NGOs are important to gauge the pulse of the nation; to reach out the poorest of the poor at the back of the beyond. There are about 3.2 million NGOs in India, which by a rough estimate must be employing anywhere near 100 million people. In the west, many countries have announced packages to protect the not-for-profit sector, recognizing its value. While such an ask in India at this juncture might be a tall order, the government can always extend an encouraging hand and make it easier for NGOs help rebuild our society.
India stands at a crucial juncture. The country requires all hands-on-deck. NGOs are willing to work closely with the government and in an enabling environment they will be able to contribute more effectively in combating the COVID-19 crisis and several other disasters that we are experiencing right now.
– Meenakshi Batra | CEO, CAF India
CAF India is a registered charitable trust set up in 1998 to provide strategic and management support to corporates, individuals and NGOs with an aim to ensure greater impact of their philanthropic and CSR investments.
Charities Aid Foundation is a leading international not-for-profit organisation, which works to make giving more effective and charities more successful. CAF India is part of an international network with offices in nine countries, including Australia, Brazil, Canada, India, Russia, South Africa and the United States of America and distributes funds to over 90 countries around the world.
We promote and support all socio development causes that positions us uniquely to address a wide cross sectoral span of donor interests. CAF India, with its dedicated team of experts, brings development sector knowledge and experience to take ‘Giving’ further.
We have more than a decade long proven track record of conducting due diligence of non-government organizations across India and have gained the trust of many individual donors, national and transnational companies, Foundations and institutions. CAF India has a wide range of ‘giving’ solutions which include Corporate giving, Give As You Earn, Individual giving etc. We have an impeccable record of serving large multinationals, Public Sector Undertakings, Indian commercial giants by delivering their CSR commitments successfully.

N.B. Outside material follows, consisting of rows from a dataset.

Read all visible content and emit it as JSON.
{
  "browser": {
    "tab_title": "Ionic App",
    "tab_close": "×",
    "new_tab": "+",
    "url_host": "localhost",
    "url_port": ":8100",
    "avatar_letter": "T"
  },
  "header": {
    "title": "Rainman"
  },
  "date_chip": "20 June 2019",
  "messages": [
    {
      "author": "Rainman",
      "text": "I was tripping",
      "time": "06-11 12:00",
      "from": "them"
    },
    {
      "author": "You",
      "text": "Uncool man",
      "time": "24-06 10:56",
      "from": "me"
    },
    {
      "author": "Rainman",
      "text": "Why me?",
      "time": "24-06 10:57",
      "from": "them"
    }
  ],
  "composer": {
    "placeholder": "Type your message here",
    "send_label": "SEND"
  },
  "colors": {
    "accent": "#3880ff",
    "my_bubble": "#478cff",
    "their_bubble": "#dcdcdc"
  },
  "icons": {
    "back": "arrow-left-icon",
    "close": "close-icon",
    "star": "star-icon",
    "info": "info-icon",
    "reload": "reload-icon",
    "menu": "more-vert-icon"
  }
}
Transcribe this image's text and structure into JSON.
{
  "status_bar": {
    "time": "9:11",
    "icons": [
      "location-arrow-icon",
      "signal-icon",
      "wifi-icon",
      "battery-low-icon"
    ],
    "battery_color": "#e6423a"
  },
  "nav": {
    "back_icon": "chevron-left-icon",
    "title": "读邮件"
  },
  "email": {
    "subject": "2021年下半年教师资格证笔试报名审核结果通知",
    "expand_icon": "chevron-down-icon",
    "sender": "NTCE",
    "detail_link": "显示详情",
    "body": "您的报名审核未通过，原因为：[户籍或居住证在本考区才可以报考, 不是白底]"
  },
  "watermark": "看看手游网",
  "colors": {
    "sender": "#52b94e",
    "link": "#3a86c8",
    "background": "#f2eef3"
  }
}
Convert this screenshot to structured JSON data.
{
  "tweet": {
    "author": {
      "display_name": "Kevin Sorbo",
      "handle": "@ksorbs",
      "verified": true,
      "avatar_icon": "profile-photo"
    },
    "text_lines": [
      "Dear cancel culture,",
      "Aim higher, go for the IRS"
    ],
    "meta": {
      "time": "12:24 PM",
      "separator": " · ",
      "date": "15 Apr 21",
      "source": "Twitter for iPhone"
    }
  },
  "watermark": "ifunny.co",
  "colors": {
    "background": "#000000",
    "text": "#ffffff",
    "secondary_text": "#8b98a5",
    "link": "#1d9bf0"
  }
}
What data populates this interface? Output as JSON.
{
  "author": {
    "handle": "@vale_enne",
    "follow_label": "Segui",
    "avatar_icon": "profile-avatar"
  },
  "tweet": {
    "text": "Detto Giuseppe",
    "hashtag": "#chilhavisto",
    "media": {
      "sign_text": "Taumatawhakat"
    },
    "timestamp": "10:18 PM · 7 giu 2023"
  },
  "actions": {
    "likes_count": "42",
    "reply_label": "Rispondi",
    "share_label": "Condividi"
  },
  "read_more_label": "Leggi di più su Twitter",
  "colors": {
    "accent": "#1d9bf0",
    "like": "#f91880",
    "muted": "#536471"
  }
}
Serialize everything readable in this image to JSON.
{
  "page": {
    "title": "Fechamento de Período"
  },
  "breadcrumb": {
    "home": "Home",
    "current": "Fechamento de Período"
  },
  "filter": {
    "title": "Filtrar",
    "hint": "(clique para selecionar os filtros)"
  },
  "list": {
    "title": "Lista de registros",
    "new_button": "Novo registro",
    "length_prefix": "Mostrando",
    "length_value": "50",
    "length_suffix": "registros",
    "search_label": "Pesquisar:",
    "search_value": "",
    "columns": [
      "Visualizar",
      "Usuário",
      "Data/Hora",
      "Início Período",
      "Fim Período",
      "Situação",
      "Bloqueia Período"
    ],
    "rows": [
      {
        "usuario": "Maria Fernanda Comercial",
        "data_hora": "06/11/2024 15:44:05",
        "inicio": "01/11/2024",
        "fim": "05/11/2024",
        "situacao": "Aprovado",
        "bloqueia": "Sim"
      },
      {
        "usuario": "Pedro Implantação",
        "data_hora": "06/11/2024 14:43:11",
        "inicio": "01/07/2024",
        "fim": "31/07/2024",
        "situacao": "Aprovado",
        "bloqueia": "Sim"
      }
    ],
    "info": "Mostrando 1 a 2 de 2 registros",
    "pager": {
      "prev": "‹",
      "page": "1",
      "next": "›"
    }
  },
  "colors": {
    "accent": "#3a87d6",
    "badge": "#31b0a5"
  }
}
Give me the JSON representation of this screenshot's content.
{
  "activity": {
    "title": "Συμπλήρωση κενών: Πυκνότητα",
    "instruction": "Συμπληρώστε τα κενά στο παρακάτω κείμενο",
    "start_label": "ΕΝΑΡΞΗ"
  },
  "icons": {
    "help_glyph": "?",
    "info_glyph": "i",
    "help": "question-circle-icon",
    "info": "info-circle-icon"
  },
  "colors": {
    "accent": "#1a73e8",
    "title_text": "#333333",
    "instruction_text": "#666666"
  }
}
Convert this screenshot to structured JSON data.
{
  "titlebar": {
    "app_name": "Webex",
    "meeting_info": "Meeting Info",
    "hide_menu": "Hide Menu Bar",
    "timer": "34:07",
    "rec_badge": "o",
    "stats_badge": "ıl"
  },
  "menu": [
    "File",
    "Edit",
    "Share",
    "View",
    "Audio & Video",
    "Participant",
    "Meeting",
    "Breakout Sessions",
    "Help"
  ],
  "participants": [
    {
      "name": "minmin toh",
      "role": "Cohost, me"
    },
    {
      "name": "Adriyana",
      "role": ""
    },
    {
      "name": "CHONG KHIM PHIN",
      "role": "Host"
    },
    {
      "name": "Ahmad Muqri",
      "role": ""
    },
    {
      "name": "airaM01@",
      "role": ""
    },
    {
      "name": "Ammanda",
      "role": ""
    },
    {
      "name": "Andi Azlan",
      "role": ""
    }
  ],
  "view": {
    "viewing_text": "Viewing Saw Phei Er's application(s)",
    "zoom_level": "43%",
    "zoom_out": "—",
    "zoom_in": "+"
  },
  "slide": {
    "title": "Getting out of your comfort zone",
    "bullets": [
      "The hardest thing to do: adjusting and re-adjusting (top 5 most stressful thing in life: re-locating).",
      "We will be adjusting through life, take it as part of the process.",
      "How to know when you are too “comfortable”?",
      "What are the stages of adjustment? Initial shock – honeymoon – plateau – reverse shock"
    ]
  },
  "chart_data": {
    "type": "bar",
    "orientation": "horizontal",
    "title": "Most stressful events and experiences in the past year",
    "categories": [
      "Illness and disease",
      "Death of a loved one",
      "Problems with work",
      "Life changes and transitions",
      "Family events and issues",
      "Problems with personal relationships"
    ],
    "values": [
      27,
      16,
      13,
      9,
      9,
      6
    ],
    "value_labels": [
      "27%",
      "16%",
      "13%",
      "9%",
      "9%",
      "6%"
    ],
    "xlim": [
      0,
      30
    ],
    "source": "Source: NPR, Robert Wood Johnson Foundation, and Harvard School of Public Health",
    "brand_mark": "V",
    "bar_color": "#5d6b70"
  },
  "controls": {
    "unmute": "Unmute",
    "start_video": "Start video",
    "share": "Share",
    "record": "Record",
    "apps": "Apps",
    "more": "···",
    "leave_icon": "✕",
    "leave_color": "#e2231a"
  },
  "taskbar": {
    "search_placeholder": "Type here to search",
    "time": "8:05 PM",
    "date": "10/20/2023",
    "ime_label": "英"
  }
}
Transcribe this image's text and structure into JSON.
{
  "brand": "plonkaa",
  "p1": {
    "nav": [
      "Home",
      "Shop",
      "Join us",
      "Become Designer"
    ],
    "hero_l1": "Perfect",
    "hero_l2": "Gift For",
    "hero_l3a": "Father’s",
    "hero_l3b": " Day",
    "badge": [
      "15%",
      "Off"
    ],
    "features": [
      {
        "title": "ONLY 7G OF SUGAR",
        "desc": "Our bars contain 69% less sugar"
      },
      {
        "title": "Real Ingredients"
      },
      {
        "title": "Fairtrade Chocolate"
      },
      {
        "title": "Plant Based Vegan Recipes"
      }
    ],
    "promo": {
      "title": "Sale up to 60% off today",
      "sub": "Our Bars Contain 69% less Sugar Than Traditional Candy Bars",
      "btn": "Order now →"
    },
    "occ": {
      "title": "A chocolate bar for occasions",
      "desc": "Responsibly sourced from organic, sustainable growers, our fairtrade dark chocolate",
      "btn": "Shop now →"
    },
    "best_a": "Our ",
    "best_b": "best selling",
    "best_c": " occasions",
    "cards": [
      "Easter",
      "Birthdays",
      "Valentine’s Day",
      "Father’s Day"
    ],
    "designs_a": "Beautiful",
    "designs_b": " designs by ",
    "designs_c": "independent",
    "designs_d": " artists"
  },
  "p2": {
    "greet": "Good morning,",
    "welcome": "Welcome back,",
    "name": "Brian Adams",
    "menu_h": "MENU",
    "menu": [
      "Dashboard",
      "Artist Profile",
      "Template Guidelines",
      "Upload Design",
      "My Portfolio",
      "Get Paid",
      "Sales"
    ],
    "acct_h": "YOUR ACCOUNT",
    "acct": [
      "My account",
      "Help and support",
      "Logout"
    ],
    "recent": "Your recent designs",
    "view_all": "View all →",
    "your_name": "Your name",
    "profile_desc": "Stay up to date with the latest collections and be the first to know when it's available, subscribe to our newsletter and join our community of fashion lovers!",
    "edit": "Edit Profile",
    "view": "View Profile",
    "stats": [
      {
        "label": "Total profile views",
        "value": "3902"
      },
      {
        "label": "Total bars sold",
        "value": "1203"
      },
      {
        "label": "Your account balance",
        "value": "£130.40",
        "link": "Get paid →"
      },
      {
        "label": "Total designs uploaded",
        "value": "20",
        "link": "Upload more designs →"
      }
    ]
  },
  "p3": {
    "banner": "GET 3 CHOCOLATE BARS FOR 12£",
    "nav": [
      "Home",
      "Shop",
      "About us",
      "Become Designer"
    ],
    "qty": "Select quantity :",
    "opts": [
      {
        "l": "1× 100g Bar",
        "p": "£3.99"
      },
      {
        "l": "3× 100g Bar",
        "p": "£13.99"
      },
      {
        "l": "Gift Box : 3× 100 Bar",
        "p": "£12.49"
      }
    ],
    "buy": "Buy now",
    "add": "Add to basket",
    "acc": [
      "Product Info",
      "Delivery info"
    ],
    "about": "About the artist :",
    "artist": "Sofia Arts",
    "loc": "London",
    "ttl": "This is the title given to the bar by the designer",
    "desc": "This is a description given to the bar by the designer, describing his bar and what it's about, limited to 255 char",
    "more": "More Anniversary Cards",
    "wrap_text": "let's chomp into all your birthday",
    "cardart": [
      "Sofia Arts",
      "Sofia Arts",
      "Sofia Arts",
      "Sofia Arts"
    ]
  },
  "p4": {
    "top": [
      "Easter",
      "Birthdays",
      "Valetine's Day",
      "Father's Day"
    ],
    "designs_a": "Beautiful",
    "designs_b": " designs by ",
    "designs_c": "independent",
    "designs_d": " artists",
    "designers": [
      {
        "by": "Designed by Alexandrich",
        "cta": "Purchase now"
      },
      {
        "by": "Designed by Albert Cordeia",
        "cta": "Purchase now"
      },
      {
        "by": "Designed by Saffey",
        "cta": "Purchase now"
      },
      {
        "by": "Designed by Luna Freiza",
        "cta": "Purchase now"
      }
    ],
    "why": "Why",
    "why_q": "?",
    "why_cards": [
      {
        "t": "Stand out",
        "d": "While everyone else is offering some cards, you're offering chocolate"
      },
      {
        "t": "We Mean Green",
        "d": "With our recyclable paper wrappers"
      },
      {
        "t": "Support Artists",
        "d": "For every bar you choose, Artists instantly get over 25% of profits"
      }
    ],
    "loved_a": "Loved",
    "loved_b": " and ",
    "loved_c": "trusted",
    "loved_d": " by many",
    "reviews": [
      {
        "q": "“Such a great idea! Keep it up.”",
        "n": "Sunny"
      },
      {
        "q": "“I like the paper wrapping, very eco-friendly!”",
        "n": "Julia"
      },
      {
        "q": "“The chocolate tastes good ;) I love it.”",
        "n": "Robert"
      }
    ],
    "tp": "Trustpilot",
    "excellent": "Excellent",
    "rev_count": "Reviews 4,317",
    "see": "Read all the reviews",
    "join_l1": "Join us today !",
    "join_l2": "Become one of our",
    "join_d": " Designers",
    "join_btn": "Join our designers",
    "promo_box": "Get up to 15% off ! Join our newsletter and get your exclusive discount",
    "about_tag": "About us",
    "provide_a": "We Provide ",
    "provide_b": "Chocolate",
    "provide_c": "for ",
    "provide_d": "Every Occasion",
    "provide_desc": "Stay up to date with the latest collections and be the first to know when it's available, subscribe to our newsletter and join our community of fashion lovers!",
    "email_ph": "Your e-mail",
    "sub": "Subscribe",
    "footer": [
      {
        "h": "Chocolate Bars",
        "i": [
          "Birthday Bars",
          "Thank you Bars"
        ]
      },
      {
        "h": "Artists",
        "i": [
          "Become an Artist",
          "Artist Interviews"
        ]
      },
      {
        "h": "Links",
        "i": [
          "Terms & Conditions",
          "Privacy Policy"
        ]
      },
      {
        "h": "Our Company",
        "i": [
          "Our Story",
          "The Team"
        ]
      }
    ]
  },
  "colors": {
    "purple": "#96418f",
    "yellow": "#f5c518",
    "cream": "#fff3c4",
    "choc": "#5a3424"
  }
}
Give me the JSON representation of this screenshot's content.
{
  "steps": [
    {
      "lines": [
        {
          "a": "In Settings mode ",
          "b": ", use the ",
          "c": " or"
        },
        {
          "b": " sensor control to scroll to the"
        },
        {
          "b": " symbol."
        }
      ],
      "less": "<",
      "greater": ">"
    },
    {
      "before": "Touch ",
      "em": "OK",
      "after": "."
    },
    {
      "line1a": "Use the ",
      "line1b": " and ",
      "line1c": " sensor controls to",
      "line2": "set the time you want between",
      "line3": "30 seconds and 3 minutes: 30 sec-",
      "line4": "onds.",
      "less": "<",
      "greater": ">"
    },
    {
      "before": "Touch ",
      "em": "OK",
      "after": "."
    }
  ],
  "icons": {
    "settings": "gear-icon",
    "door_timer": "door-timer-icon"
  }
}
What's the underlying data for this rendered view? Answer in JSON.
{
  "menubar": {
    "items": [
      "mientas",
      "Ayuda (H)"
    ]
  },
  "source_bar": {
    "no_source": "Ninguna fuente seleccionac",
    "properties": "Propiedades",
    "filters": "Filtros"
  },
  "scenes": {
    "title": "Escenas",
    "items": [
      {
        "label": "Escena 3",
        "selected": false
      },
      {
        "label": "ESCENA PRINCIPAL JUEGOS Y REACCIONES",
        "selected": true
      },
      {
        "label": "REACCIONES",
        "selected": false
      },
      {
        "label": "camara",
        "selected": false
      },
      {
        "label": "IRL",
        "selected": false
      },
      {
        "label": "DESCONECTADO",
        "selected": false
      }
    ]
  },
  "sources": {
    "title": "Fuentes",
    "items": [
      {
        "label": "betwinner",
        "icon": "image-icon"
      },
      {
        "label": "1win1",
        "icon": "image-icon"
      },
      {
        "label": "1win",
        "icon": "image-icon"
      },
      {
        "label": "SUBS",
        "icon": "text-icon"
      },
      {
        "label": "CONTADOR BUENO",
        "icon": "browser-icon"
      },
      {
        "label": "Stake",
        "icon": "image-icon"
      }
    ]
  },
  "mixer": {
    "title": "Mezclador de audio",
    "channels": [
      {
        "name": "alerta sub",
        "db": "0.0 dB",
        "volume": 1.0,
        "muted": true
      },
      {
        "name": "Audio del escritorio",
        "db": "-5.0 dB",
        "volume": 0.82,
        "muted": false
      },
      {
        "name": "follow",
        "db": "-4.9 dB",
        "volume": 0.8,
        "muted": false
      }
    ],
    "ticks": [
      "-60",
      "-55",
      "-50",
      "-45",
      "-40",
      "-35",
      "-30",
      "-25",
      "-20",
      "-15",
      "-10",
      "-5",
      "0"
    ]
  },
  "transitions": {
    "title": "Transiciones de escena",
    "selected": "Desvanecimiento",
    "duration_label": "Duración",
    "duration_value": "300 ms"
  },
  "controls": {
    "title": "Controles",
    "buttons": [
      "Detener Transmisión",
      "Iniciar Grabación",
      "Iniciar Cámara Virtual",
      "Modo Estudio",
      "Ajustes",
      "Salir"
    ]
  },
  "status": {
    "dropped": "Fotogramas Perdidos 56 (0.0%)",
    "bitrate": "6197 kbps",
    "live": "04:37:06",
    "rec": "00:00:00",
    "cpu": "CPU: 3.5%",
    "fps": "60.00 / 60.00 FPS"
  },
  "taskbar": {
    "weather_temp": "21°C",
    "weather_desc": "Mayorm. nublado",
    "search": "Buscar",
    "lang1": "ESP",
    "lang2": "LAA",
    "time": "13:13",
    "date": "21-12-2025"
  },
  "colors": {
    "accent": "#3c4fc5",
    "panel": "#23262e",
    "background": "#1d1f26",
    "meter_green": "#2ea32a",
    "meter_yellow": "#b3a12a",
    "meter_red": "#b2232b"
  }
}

The projects pursued by us lends rigorous support to the marginalized societies in order to improve their socio-economic conditions. We provide expertise and the right resources to help our partners and donors identify the right NGO. We have performed due diligence checks on more than 2100+ NGOs, improving their capacity building scope for the future. Robust and impartial validation processes continue to be our competitive edge and this helps us establish trust amongst various NGOs which also facilitates increased engagement with the corporations.